Holes that are too large may cause the tap to strip out or fail. If the hole is too small, it will cause the tap to bind, create excessive heat, wear, and could result in a broken tap trying to cut too much material.
Though it’s dependent on the intended use and overall design, soft materials such as Aluminum, Brass, Copper, and plastics work best with more thread engagement (75% of thread). Hard materials, such as steel, benefit from less engagement (50-70% of thread).
Below is a chart of SendCutSend’s available thread options. Each tap size will be paired with the required drill (through-hole) size that will be needed on your design. So be sure to check and double-check your measurements.
Thread Option Chart
|Tap||Drill Size 75%||MM||Drill Size 50%||MM|
|M2 x 0.4||0.063||1.60||0.069||1.75|
|M2.5 x 0.45||0.081||2.05||0.087||2.20|
|M3 x 0.5||0.098||2.50||0.106||2.70|

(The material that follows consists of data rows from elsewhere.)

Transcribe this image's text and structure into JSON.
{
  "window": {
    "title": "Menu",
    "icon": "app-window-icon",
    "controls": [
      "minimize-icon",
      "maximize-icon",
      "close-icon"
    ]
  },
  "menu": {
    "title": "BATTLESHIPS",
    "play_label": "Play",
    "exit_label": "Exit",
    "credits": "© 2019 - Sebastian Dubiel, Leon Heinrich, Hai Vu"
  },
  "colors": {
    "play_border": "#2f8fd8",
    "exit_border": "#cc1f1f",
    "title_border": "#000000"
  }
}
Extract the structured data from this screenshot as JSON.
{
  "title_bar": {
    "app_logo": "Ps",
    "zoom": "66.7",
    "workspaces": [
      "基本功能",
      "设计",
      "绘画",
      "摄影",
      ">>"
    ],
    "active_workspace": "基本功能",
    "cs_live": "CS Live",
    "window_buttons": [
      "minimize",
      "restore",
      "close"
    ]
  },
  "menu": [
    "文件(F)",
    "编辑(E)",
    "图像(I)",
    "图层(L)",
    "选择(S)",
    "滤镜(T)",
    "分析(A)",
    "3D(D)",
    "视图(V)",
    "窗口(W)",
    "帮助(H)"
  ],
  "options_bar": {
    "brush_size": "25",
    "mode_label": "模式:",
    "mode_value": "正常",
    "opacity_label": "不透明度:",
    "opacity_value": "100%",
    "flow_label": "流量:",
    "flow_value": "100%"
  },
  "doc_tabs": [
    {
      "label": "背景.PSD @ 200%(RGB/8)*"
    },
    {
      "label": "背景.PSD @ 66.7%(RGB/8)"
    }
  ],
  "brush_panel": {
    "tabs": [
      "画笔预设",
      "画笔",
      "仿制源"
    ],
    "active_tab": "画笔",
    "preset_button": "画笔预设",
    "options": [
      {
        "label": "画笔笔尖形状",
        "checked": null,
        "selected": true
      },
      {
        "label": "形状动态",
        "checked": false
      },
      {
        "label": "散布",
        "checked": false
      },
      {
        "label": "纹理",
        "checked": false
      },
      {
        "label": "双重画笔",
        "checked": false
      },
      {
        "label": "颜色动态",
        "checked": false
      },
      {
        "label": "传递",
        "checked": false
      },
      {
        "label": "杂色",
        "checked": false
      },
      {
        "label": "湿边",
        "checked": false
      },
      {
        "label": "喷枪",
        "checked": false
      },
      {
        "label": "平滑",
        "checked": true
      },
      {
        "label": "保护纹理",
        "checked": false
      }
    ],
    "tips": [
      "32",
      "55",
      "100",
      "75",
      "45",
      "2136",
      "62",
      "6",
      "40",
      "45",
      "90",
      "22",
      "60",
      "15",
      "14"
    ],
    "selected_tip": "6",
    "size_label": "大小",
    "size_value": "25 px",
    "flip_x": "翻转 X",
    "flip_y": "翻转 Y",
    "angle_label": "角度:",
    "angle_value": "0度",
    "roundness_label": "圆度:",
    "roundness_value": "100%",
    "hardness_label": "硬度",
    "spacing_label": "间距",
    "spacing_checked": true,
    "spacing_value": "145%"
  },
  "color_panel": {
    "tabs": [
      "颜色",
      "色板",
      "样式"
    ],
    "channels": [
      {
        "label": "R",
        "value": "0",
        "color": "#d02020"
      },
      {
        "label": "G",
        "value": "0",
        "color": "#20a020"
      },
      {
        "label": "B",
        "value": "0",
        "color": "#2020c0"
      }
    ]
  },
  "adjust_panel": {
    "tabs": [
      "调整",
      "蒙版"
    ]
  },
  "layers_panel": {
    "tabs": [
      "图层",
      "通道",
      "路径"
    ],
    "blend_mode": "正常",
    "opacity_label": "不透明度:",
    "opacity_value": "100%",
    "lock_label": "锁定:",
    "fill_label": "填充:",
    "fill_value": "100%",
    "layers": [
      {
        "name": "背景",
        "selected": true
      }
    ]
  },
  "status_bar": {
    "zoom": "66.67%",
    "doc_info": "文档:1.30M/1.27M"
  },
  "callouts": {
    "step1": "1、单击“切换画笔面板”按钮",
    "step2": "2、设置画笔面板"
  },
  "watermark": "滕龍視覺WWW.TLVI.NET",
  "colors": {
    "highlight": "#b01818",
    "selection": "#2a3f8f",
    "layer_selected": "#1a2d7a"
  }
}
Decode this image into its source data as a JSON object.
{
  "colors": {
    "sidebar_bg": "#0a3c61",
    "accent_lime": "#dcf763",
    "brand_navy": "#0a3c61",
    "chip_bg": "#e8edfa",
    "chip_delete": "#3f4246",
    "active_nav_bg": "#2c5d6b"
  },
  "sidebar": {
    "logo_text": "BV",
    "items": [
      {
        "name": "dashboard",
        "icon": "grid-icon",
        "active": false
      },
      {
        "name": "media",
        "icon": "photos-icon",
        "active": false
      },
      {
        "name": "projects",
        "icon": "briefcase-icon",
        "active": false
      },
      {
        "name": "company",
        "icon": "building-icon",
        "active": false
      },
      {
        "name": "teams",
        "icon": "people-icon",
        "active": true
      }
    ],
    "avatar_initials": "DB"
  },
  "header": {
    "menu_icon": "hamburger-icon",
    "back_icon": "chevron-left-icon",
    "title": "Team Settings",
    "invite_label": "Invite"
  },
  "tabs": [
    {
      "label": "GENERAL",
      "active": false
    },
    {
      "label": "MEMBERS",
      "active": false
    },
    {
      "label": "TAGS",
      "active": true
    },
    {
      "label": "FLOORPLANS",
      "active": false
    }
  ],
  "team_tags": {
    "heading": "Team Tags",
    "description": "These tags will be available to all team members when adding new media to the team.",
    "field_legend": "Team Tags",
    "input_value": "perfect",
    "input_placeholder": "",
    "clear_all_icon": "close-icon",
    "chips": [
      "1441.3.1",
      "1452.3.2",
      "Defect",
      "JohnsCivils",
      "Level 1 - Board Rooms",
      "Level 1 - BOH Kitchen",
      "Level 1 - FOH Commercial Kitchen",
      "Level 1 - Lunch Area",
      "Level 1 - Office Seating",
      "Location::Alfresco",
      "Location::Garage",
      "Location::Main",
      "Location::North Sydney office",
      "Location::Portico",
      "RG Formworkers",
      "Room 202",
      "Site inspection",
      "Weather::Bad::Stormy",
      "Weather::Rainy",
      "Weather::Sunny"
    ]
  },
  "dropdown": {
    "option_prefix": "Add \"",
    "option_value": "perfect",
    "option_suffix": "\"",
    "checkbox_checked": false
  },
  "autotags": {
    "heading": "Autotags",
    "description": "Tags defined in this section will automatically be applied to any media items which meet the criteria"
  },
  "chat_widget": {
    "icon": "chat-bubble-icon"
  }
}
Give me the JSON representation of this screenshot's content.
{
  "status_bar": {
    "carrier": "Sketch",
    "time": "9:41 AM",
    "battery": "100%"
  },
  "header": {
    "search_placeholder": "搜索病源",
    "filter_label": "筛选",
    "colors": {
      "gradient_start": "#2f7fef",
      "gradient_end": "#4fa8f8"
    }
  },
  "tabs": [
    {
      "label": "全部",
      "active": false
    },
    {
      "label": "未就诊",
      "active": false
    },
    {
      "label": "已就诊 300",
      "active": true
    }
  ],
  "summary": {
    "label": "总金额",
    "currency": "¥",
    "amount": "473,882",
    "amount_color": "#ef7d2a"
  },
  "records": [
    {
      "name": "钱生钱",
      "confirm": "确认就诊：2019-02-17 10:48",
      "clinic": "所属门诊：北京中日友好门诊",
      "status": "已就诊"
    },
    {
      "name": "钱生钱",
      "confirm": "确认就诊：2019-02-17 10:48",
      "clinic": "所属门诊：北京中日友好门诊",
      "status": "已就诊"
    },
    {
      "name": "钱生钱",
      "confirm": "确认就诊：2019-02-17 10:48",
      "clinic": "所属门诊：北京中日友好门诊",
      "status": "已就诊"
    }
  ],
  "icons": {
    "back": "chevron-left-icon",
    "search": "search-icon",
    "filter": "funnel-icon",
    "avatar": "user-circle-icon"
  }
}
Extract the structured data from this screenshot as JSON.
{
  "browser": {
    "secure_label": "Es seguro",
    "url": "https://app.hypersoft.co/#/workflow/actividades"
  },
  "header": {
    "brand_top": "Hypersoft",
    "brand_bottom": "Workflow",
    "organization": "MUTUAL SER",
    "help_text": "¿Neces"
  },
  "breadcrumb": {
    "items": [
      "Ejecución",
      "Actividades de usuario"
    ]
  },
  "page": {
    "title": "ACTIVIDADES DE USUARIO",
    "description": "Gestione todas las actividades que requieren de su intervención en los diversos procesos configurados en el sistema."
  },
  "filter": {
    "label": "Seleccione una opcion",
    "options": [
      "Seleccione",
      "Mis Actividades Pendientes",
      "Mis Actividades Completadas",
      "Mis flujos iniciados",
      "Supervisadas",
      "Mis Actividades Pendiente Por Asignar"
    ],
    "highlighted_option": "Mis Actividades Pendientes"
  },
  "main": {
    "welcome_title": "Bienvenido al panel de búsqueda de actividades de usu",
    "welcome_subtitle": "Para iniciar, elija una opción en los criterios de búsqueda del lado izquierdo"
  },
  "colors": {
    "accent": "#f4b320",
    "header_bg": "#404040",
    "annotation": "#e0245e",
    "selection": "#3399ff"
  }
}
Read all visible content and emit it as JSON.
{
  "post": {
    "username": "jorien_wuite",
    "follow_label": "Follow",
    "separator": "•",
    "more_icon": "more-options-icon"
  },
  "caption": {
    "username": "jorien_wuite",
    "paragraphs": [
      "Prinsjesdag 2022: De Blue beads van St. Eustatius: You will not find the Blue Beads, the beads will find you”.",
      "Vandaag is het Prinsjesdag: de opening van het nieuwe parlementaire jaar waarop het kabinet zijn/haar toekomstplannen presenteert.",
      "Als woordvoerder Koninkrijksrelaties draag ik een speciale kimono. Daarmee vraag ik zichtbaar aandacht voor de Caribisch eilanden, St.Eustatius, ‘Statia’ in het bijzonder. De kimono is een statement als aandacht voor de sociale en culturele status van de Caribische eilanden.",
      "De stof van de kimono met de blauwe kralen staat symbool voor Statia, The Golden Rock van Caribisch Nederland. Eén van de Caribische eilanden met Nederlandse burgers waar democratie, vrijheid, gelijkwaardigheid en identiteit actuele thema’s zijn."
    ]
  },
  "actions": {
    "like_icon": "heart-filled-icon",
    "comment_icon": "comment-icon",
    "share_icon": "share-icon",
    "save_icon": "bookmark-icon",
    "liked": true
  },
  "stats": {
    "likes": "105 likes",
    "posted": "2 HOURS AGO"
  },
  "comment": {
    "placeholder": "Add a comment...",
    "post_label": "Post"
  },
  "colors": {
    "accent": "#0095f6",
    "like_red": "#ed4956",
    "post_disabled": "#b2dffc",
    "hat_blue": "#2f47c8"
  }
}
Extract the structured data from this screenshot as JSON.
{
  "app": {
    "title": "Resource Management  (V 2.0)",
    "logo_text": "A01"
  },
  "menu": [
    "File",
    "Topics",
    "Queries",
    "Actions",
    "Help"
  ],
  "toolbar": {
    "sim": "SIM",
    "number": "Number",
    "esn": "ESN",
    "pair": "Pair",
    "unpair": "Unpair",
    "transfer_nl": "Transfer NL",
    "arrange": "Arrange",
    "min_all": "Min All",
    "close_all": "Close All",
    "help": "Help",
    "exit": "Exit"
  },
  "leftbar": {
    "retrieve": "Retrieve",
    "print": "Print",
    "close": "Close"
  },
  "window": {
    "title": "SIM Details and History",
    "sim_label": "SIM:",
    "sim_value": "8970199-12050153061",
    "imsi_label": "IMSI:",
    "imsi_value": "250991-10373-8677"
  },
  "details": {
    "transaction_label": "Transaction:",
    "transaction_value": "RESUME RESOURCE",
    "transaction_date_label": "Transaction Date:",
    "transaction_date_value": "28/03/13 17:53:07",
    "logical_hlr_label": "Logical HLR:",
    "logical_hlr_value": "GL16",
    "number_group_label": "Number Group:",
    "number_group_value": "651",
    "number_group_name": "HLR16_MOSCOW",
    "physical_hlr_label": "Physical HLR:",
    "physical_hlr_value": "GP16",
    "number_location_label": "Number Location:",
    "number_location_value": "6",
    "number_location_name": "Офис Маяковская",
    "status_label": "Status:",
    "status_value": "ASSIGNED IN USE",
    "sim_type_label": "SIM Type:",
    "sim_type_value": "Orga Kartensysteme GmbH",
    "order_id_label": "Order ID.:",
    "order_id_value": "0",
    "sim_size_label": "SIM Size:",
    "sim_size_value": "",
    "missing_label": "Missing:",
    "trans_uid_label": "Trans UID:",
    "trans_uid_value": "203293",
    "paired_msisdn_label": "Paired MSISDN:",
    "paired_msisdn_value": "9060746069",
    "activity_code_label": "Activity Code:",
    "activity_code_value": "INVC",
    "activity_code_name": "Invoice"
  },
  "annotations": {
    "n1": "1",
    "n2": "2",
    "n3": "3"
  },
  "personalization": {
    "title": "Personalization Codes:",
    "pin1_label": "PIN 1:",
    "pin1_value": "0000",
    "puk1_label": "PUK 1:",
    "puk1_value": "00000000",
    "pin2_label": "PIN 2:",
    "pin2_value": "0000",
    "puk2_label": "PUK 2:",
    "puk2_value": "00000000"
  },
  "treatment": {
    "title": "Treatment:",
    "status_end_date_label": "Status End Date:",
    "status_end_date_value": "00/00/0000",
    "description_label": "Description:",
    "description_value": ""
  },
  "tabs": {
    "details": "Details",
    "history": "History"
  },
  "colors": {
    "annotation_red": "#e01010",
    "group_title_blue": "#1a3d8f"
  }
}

|M4 x 0.7||0.130||3.30||0.138||3.50|
|M5 x 0.8||0.165||4.20||0.177||4.50|
|M6 x 1.0||0.197||5.00||0.213||5.40|
|M8 x 1.25||0.268||6.80||0.283||7.20|
|M10 x 1.5||0.335||8.50||0.354||9.00|
Choosing the Correct Tap for Your Material Thickness
Ideally, you want as much thread engagement/depth of thread as possible. Depending on the application, you may be able to get away with much less. For the best strength, you should try to aim for 1-1.5X the bolt diameter to depth ratio.
For example, an 8-32 bolt should have roughly (0.136”-204”) thread/material depth.
(2 threads of engagement)
|M2 x 0.4||0.031||0.200|
|M2.5 x 0.45||0.035||0.200|
|M3 x 0.5||0.039||0.300|
|M4 x 0.7||0.055||0.400|
|M5 x 0.8||0.063||0.600|
|M6 x 1.0||0.055||0.650|
|M8 x 1.25||0.098||0.650|
|M10 x 1.5||0.118||1.000|
|M12 x 1.75||0.138||1.200|
Materials Available for Tapping
- 0.063”-0.500” 5052/6061/7075 Aluminum
- 0.063”-0.250” Copper
- 0.063”-0.250” Brass
- 0.060”-0.500” 304 Stainless Steel
- 0.059”-0.500” Mild Steel
- 0.050”-0.250” 4130 Chromoly
- 0.125”-0.250” Delrin
- 0.250”-0.500” HDPE
- 0.125”-0.250” ABS
Quick File Setup & Design Points
- Size holes to the correct drill size for the given tap using our chart
- Keep tapped holes minimum .500” from any bend lines
- Do not have duplicate circles or tap symbols in your design
- Tapping only available perpendicular to the main surface
- Minimum 1.5 x 1.5″ part size for tapping
What to Expect On Finished Parts
- Parts may have some light oil residue
- They may require some deburring
- Tapped holes near bends could distort and may need chasing
We hope this guide helps you design your parts for greater success with us, and we ask that you take the time to check out the other guidelines pages to make sure everything looks great. In the end, it will save us all a tremendous amount of time and energy!
If you have specific questions regarding your design and they aren’t covered in our guidelines, don’t hesitate to reach out to firstname.lastname@example.org. Our friendly and talented folks will get back to you as soon as possible!